  • 6 February: We’ll kick off our 2024 webinars with Aleksandra Atanasova, Open-Source Intelligence Lead at RESET. She will shed light on their joint investigation with that discovered the largest Moldovan paid ad campaign witnessed on Facebook in 2023, including coordinated inauthentic behaviour and glaring violations of platform policies. Sign up here!
  • 26-27 February: The University of Amsterdam will be hosting the European Digital Media Observatory (EDMO) Scientific Conference on Disinformation, an interdisciplinary event that aims to stimulate discussions regarding the challenges, impacts, and approaches for tackling disinformation across diverse fields.
  • 27 February – 1 March: Media Literacy Matters – The European Digital and Media Literacy Conference in Brussels brings professionals from around the EU to discuss tackling disinformation through digital and media literacy and strengthening European cooperation.

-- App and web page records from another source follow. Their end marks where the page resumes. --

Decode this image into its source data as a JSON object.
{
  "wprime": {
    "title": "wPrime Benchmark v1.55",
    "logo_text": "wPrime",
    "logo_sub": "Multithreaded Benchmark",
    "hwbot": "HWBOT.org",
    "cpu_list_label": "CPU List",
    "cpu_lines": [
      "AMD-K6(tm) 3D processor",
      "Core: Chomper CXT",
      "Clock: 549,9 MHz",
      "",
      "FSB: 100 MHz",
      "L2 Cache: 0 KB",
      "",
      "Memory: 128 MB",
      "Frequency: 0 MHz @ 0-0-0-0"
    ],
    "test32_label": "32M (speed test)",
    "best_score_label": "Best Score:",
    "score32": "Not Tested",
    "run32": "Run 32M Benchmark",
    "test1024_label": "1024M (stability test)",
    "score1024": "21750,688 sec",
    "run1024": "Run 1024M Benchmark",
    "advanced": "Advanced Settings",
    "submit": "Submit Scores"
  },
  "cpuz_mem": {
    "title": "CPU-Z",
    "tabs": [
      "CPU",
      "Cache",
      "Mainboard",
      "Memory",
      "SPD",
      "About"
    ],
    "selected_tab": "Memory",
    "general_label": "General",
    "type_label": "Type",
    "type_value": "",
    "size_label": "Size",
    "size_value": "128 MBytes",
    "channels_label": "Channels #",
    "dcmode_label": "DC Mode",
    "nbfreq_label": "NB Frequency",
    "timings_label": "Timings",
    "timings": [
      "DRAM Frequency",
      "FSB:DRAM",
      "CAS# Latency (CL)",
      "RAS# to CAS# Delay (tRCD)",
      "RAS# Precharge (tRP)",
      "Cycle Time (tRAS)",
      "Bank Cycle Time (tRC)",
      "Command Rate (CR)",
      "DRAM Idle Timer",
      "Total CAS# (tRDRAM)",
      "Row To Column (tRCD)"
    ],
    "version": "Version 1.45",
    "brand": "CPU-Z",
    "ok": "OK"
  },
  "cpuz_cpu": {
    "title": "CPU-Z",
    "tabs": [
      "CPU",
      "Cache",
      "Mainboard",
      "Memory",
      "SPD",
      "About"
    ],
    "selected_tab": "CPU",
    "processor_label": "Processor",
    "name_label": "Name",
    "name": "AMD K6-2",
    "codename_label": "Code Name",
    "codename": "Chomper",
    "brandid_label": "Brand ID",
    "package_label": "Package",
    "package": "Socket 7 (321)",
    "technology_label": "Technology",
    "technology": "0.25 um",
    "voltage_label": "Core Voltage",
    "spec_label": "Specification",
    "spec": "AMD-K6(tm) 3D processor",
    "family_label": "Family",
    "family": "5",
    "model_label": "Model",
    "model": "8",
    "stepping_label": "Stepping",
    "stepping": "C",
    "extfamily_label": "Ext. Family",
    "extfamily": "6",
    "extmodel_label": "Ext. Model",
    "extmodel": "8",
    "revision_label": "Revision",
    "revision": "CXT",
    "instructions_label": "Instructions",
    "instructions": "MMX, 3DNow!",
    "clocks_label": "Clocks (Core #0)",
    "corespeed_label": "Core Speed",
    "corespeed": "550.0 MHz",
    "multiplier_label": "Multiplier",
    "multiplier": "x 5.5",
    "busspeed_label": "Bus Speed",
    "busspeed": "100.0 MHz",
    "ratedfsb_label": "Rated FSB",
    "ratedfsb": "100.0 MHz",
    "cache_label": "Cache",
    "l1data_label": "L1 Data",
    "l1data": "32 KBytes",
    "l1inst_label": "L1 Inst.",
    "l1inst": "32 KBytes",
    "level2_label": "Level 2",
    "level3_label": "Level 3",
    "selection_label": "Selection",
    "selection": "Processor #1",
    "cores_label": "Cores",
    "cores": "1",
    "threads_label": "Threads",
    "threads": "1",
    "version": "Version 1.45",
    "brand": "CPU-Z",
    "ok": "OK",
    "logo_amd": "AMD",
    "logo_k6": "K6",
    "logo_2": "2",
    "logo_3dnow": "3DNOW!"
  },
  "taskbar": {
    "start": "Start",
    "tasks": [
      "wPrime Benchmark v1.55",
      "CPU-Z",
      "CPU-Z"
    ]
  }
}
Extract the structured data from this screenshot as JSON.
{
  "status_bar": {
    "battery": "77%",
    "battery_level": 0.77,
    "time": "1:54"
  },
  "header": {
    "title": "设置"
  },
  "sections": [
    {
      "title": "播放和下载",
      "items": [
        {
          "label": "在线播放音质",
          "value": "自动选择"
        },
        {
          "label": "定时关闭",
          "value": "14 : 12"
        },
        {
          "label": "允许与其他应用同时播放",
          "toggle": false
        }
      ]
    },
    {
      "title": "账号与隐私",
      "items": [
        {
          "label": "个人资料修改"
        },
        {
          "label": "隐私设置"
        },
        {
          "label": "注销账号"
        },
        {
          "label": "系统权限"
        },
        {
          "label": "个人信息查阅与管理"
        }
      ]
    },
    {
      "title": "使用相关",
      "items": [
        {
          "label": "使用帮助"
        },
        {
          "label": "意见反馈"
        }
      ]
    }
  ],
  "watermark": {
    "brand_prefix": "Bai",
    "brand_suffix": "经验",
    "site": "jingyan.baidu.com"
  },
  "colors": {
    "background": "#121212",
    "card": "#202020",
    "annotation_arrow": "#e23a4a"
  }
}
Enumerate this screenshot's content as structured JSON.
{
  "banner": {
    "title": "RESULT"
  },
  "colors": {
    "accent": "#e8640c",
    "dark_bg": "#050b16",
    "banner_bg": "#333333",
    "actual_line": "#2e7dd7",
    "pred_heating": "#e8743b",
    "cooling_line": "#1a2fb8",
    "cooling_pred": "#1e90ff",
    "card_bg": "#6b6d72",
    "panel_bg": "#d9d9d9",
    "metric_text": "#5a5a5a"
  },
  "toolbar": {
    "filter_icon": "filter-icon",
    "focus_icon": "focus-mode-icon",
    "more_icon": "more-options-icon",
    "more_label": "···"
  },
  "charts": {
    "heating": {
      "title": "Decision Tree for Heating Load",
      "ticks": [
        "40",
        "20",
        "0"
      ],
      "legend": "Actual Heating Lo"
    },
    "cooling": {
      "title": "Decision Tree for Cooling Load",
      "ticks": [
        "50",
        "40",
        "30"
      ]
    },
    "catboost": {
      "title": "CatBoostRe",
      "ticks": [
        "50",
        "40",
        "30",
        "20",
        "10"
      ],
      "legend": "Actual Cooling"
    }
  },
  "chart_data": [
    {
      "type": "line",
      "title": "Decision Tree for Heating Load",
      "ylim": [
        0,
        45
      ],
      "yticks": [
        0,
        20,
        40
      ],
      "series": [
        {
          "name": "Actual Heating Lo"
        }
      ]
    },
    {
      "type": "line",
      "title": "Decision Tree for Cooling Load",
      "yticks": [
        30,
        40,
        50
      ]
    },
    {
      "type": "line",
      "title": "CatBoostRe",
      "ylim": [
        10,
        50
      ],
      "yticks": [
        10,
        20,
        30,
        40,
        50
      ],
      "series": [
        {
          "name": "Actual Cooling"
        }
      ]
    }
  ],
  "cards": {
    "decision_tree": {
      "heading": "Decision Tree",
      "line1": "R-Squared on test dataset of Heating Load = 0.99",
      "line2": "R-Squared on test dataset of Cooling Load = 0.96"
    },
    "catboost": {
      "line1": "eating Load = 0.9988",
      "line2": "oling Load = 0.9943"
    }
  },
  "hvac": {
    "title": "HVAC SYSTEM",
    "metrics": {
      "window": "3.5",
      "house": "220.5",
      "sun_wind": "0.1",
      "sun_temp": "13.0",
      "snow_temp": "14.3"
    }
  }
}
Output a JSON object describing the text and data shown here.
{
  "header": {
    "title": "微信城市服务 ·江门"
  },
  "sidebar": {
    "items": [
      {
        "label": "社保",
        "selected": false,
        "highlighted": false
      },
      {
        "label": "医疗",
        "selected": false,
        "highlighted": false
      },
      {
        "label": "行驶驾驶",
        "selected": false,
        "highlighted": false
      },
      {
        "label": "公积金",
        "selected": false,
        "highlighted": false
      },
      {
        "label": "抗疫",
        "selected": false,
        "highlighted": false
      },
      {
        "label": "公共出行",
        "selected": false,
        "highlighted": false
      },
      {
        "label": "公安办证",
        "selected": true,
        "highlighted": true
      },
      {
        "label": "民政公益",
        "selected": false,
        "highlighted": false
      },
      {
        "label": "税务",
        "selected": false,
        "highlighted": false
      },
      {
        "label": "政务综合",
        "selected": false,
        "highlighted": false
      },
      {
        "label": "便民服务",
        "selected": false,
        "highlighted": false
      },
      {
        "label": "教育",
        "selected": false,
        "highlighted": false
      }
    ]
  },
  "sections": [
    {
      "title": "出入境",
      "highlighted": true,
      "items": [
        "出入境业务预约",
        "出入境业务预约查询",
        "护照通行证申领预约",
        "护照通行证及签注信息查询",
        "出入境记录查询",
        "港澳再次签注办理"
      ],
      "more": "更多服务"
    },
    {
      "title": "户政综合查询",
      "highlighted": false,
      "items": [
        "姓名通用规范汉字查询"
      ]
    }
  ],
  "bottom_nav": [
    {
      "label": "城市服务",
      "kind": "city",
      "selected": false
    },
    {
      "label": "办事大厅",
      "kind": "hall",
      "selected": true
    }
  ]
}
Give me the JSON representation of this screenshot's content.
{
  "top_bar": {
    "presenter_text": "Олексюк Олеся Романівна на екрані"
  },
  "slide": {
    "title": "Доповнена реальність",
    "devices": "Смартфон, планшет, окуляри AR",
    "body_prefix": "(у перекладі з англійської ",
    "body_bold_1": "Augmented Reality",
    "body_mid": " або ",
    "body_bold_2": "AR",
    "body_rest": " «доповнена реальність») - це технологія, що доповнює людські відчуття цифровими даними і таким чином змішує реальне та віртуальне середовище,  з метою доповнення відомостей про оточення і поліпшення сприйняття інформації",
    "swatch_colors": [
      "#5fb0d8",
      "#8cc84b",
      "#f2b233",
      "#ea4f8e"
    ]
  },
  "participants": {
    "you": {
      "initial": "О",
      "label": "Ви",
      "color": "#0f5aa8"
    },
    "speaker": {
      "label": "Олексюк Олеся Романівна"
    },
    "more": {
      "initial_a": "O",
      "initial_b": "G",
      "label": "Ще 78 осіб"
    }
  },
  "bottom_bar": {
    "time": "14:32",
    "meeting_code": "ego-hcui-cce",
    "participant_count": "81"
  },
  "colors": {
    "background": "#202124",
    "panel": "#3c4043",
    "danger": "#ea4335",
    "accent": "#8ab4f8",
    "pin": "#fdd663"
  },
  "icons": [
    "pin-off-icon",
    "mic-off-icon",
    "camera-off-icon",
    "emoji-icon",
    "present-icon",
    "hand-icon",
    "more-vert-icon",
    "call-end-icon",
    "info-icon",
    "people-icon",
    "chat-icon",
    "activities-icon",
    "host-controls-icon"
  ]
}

  • 18-20 March: This two-day workshop ‘Dis/Mis-information and Young People: Developing Strategies for Critical Media Literacy’ organised by the Cumberland Lodge as part of their Youth and Democracy project aims to equip educators with tools to address the challenges posed by dis-/misinformation to secondary school students.
  • 10 June: 3rd ACM International Workshop on Multimedia AI against Disinformation (MAD’24) will be organised in Phuket, Thailand. Topics include, for example, disinformation detection in multimedia content, multimodal verification, and methods and synthetic and manipulated media detection. Call for Papers is open, with the deadline of 3 March.
  • 9-10 October 2024: This year’s EU DisinfoLab conference #Disinfo2024 brings us to Riga, Latvia. Do you have a publication or an engaging talk idea? This is your chance to share your insights with our diverse community! Submit your proposal here before 25 February.


  • The Carnegie Endowment for International Peace seeks a Research Analyst to work with scholars on the evolving digital technology landscape in Africa in its Washington DC-based Africa Program.
  • Logically Facts has several open positions across Europe: Norway-based Fact-checker, UK-based Senior Fact-checker, and Senior Editor and Deputy Editor based in the UK or anywhere in Europe.
  • The Center for Countering Digital Hate is looking for UK and US-based (hybrid) Executive Assistants.